But none of this had any weight with those who, after the Council, ruthlessly, unreflectively, demolished the liturgical foundations upon which this entire superstructure rested.
Similar points could be made about the Festival of S Valentine (although here we should blame Pius XII ... vide infra). And here I have PF on my side. A few years ago, he had a ginormous gathering of engaged couples organised on that day, and he preached to them about ... er ... Wojjer think? Ss Cyril and Methodius? ... the importance of the Cyrillic Alphabet? The necessity of using papal authority to discipline (as S Methodius did) the German bishops ... pretty topical, that, yes? No he didn't. Instead of boring the pants off all those ardent lovers, he entirely forgot about the post-Vatican II calendar ... and dished out to them S Valentine! (Don't, by the way, blame the Council for the squidging of S Valentine; the regime of Pius XII led the way in this matter, as in so many of the things which people blame "the Council" for).
I think it would be very useful to help the Catholic laity to understand that, when they hanker after Mothering Sunday and S Valentine's Day, they are in fact manifesting their instinctive, praiseworthy, preference for that liturgical culture which constitutes the 'bad', 'regressive', Traditional Latin Mass which Bergoglianita so loves to rubbish. It is noteworthy that, in the six decades since the Council, the post-Conciliar liturgical texts have not themselves had any apparent power ... whatsoever!! ... to inculturate themselves into our society; to put down roots and to generate anything similar to what the classical texts had produced.
Those who most vigorously promote Novus Ordo texts seem, in practice, much more determined to ignore the texts they sponsor and to create a parallel calendar of 'Missions Sunday', Thingummy-gig Sunday ... World Something-or-other Day ... and all the rest. There so often seems to be something which it is very much more important to preach about than the Novus Ordo lections.

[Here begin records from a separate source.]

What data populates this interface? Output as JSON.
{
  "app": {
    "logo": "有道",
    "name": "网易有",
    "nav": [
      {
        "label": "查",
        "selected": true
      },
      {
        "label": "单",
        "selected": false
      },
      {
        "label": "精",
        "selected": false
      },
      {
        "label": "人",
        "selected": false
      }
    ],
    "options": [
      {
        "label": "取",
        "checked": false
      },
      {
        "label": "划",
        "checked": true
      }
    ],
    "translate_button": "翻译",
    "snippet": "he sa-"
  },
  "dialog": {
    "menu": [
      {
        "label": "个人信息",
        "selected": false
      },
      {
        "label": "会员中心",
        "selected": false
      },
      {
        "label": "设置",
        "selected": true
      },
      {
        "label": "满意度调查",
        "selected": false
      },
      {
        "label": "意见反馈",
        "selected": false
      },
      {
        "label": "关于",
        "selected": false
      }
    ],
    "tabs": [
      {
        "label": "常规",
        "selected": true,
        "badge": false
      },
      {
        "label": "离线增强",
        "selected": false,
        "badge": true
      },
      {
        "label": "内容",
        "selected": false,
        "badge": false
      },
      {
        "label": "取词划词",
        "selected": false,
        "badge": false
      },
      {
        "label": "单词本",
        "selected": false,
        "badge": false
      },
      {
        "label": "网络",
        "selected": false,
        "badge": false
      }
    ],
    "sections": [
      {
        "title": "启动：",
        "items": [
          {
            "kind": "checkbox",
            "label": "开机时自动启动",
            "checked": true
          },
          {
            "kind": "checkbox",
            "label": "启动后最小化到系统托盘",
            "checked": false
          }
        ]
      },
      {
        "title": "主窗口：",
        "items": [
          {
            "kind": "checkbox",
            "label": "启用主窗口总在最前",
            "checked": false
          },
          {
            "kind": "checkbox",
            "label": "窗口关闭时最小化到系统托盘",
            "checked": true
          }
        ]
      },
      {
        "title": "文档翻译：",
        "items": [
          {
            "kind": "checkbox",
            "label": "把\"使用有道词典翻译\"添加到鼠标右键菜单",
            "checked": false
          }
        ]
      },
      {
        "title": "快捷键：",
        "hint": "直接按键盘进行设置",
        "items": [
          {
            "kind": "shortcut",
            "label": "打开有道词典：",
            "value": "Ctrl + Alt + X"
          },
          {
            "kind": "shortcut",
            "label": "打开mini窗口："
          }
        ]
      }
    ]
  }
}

Yet the 1960s were so proud when they bestowed upon us their grand three-year cycle of readings, "a richer Table of Holy Scripture", at the moment when (with the other hand) they stole Mothering Sunday away from us. In reality, the Trendies seem to be just as unenthusiastic about the post-Concilar Calendar as the Traddies are, when it actually comes to deciding what to do in church next Sunday. How often does the Parish Liturgy Group study prayerfully next Sunday's Readings and evolve something exciting based upon them?
As far as eliciting the collective response of a worshipping community is concerned, the 1970 Book of Readings is as dead as a Dodo, and a lot more moth-eaten than the reconstructed Dodo in the University Museum.
But, year after year, Mothering Sunday (and S Valentine) survive every attempt to drown them in the bucket.
As I've asked before, is there anybody out there who really likes the Novus Ordo? If so, s/he should be stuffed and mounted and given a central place in the University Museum for the amusement of posterity.